    In recent years, the intake of functional foods containing high-doses of green tea polyphenols (GP) has been increasing. In this study, the long-term safety of high-dose GP was assessed from a pharmacokinetic point of view by focusing on the drug-metabolizing enzyme, cytochrome P450 (CYP). Mice were fed a diet containing 3% GP for 4weeks, and the CYP expression levels and activity were determined. The GP-treated group showed a significant decrease in the hepatic CYP3A and an increase in the hepatic CYP2C expression compared with the control group. CYP1A, CYP2D, and CYP2E expression were not different between the GP-treated and the control groups. In the small intestine, there were no differences in the CYP3A protein levels between the groups. The increase in the plasma triazolam concentration in the GP-treated group was observed. Although no changes were found in the hepatic CYP3A levels in mice receiving a diet containing 0.1% GP for 4weeks, a significant decrease was seen in the hepatic CYP3A level in mice receiving a diet containing 3% GP for only 1week. This study revealed that the intake of a high-dose GP results in a liver-specific decrease in the CYP3A expression level. The results also indicated that the effects of GP on CYP3A were not observed following the intake of a low-dose GP. In the future, caution should be taken in cases when functional foods containing a high-dose GP are concomitantly consumed with a CYP3A substrate drug.

  11. Estrogen Enhances the Expression of the Multidrug Transporter Gene ABCG2—Increasing Drug Resistance of Breast Cancer Cells through Estrogen Receptors

    PubMed Central

    Chang, Fung-Wei; Fan, Hueng-Chuen; Liu, Jui-Ming; Fan, Tai-Ping; Jing, Jin; Yang, Chia-Ling; Hsu, Ren-Jun

    2017-01-01

    Background: Multidrug resistance is a major obstacle in the successful therapy of breast cancer. Studies have proved that this kind of drug resistance happens in both human cancers and cultured cancer cell lines. Understanding the molecular mechanisms of drug resistance is important for the reasonable design and use of new treatment strategies to effectively confront cancers. Results: In our study, ATP-binding cassette sub-family G member 2 (ABCG2), adenosine triphosphate (ATP) synthase and cytochrome c oxidase subunit VIc (COX6C) were over-expressed more in the MCF-7/MX cell line than in the normal MCF7 cell line. Therefore, we believe that these three genes increase the tolerance of MCF7 to mitoxantrone (MX). The data showed that the high expression of COX6C made MCF-7/MX have more stable on mitochondrial membrane potential (MMP) and reactive oxygen species (ROS) expression than normal MCF7 cells under hypoxic conditions. The accumulation of MX was greater in the ATP-depleted treatment MCF7/MX cells than in normal MCF7/MX cells. Furthermore, E2 increased the tolerance of MCF7 cells to MX through inducing the expression of ABCG2. However, E2 could not increase the expression of ABCG2 after the inhibition of estrogen receptor α (ERα) in MCF7 cells. According to the above data, under the E2 treatment, MDA-MB231, which lacks ER, had a higher sensitivity to MX than MCF7 cells. Conclusions: E2 induced the expression of ABCG2 through ERα and the over-expressed ABCG2 made MCF7 more tolerant to MX. Moreover, the over-expressed ATP synthase and COX6c affected mitochondrial genes and function causing the over-expressed ABCG2 cells pumped out MX in a concentration gradient from the cell matrix. Finally lead to chemoresistance. PMID:28098816

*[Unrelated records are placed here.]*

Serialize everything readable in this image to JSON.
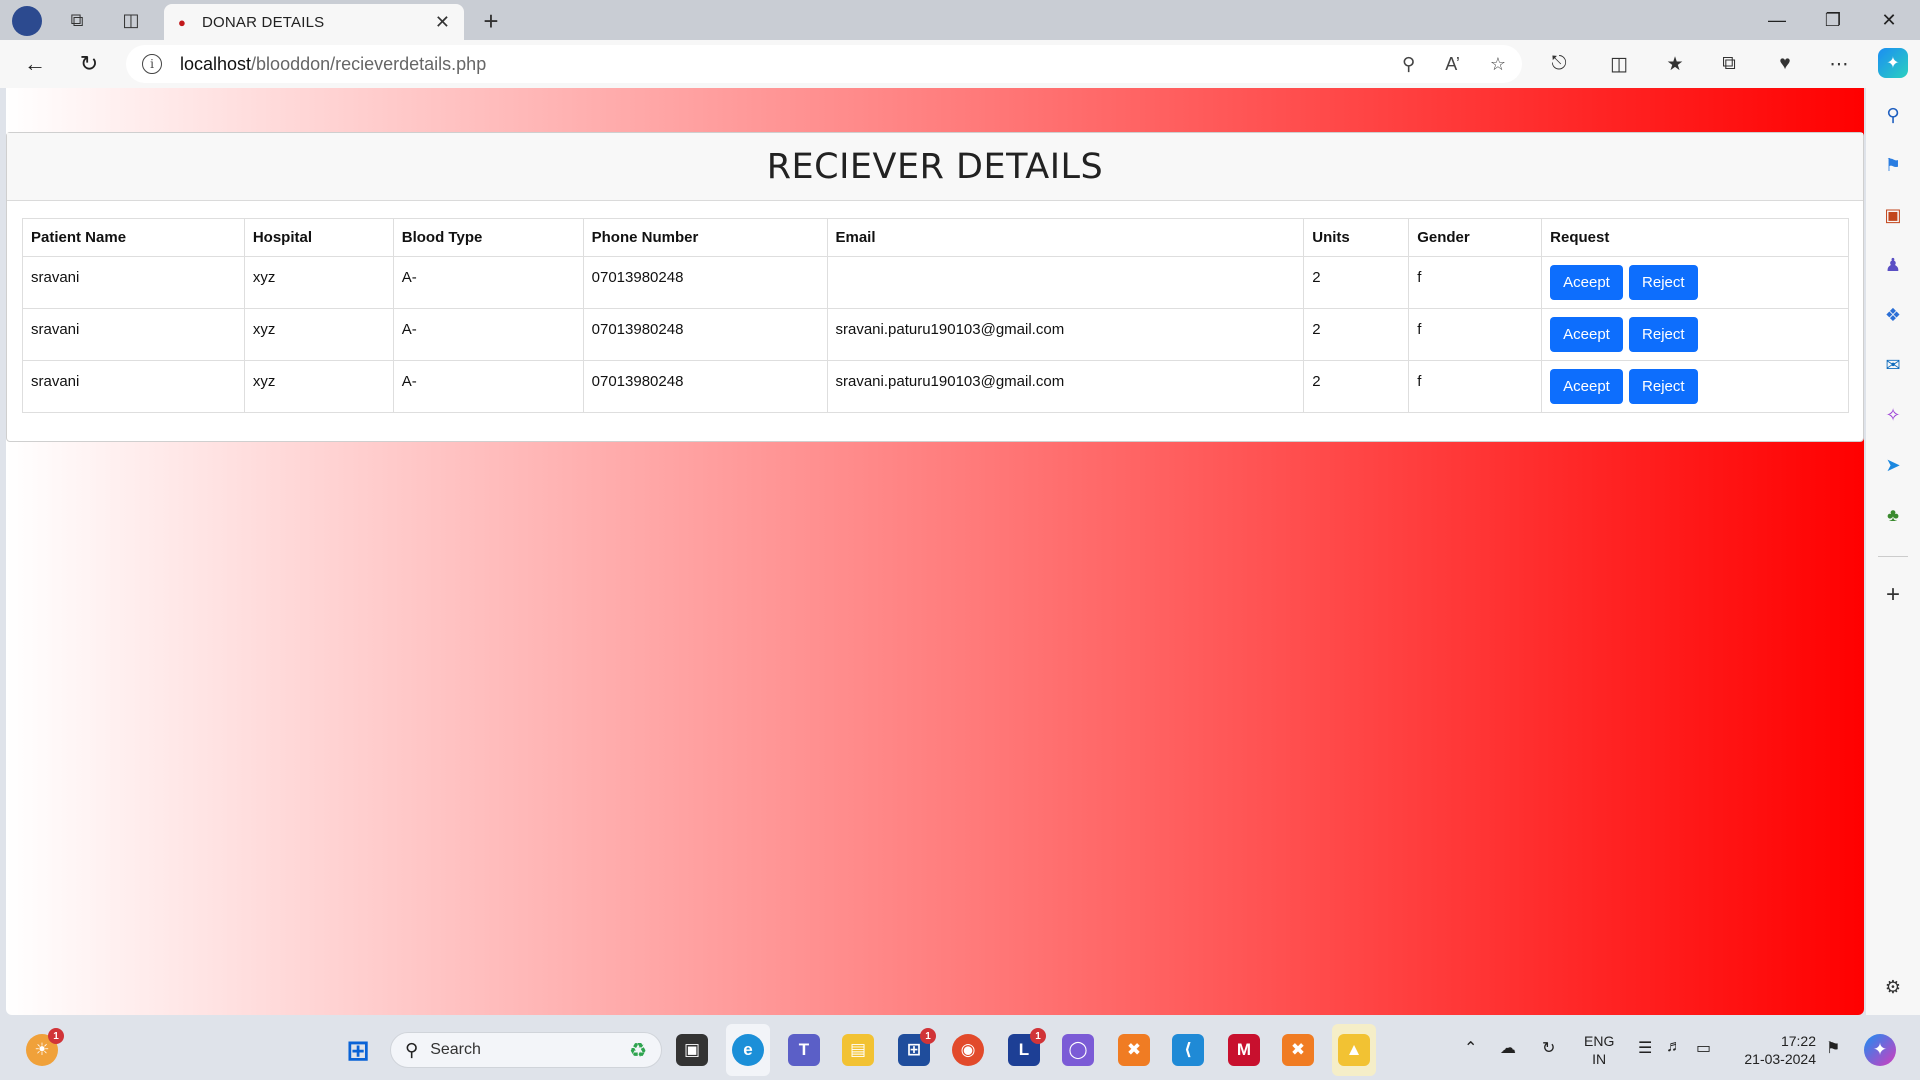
{
  "browser": {
    "tab_title": "DONAR DETAILS",
    "url_host": "localhost",
    "url_path": "/blooddon/recieverdetails.php"
  },
  "page": {
    "heading": "RECIEVER DETAILS",
    "columns": [
      "Patient Name",
      "Hospital",
      "Blood Type",
      "Phone Number",
      "Email",
      "Units",
      "Gender",
      "Request"
    ],
    "rows": [
      {
        "name": "sravani",
        "hospital": "xyz",
        "blood": "A-",
        "phone": "07013980248",
        "email": "",
        "units": "2",
        "gender": "f"
      },
      {
        "name": "sravani",
        "hospital": "xyz",
        "blood": "A-",
        "phone": "07013980248",
        "email": "sravani.paturu190103@gmail.com",
        "units": "2",
        "gender": "f"
      },
      {
        "name": "sravani",
        "hospital": "xyz",
        "blood": "A-",
        "phone": "07013980248",
        "email": "sravani.paturu190103@gmail.com",
        "units": "2",
        "gender": "f"
      }
    ],
    "accept_label": "Aceept",
    "reject_label": "Reject",
    "gradient": {
      "from": "#ffffff",
      "to": "#ff0000"
    },
    "button_color": "#0d6efd"
  },
  "taskbar": {
    "search_label": "Search",
    "weather_badge": "1",
    "store_badge": "1",
    "l_badge": "1",
    "lang_top": "ENG",
    "lang_bottom": "IN",
    "time": "17:22",
    "date": "21-03-2024"
  }
}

  12. Increasing the stability of curcumin in serum with liposomes or hybrid drug-in-cyclodextrin-in-liposome systems: a comparative study.

    PubMed

    Matloob, Ahmed H; Mourtas, Spyridon; Klepetsanis, Pavlos; Antimisiaris, Sophia G

    2014-12-10

    Curcumin (CURC) was incorporated in liposomes as free drug or after formation of hydropropyl-β- or hydroxypropyl-γ-cyclodextrin (HPβCD or HPγCD) complexes prepared by coprecipitation and characterized by X-ray diffractometry. Liposomes encapsulating CURC as free drug or CD-complexes (hybrid formulations) were prepared by the dehydration-rehydration vesicle (DRV) method followed by extrusion, and characterized for size, zeta-potential and CURC loading. CURC stability (at 0.01 and 0.05 mg/mL) in 80% (v/v) fetal bovine serum (FBS)